Asked about what went wrong at the end of Mullen’s tenure, Gonzales said: “I don’t really focus on anything from the past, for me. This group, not to be rude, but for me, I’m just focusing 100 percent on being here in the present right now. Like I said, I’m honored. Third time here in Gainesville at the University of Florida. It’s a special place to me. For me, it’s about working with Coach Napier, having a chance to continue to learn from him and continue to, for me, to continue to grow and learn a different offense and continue to get better myself.”

Gonzales successfully developed receivers in both of his stints at UF. From 2005-09, receivers Andre Caldwell, Percy Harvin, Louis Murphy and Riley Cooper all went on to play in the NFL. From 2018-21, Gonzales coached Van Jefferson and Kadarius Toney, who have played in the last two Super Bowls with the Rams and Chiefs, respectively. Toney caught a touchdown pass and had a long punt return to spark the Chiefs’ comeback win over the Philadelphia Eagles in Super Bowl 57.

“I try to keep in contact with as many as I can, but I was super proud,” Gonzales said. “Obviously, he had a chance to shine on the biggest stage. Between him and Van having back-to-back Super Bowl champion players, all I can do is be proud of them for what they’ve done because they’ve earned it on their own. We can give them the guidance, but it’s like anything else. For someone to be successful, they’ve got to put the work in themselves.”

Gonzales said he's eager to learn under Napier, who spent four years as a receivers coach at Alabama from 2013-17.

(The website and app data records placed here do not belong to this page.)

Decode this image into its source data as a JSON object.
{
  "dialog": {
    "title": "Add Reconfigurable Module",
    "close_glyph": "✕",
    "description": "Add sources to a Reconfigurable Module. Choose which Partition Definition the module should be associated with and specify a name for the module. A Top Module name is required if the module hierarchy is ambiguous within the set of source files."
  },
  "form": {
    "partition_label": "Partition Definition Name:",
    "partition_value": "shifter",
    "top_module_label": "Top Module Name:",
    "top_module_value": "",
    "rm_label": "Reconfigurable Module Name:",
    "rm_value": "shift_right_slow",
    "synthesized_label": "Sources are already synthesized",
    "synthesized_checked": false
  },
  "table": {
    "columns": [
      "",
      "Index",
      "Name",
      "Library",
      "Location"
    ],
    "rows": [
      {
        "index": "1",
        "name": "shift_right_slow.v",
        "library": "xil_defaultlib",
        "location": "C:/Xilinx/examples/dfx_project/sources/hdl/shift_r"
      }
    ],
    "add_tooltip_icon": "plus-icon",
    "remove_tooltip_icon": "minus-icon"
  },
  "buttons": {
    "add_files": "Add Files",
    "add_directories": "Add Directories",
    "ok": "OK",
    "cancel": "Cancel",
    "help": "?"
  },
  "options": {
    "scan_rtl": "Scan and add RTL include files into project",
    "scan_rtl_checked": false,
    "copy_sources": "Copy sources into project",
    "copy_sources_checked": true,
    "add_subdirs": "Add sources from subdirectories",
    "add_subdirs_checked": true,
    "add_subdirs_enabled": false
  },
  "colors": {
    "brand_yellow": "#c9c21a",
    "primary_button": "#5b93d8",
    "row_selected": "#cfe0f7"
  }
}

"He’s been in the meeting rooms with quarterbacks, receivers," Gonzales said. "He’s had some great ones so again a chance for me to not just learn from him as a head coach but from a position coach, he’s coached some great players from that standpoint as well.” 

Getting receivers to play physical

Gonzales has maintained a long-standing mantra when it comes to coaching receivers - you don’t block, you don’t play.

In the SEC, it’s vital for receivers to play physical in order to spring big plays.

“Say a great game is 13 catches in a game and you’re playing in it,” Gonzales said. “You're gonna have 50 to 60 other plays where you better be turning it and peeling for your teammates. We go over that constantly.”

Gonzales said redshirt freshman receiver Caleb Douglas demonstrated that physicality during a recent practice. 

“You see him turn instantly and peel up on a defender,” Gonzales said. “That's when you know you've got a good crew. They’re buying into it and understand it. I can not only just help myself, but we're trying to help all 11 of us at one time.

“If all of us can grade a winning performance on the field on one play, you've got a chance to be a highly successful football team. So that's our role as a unit.”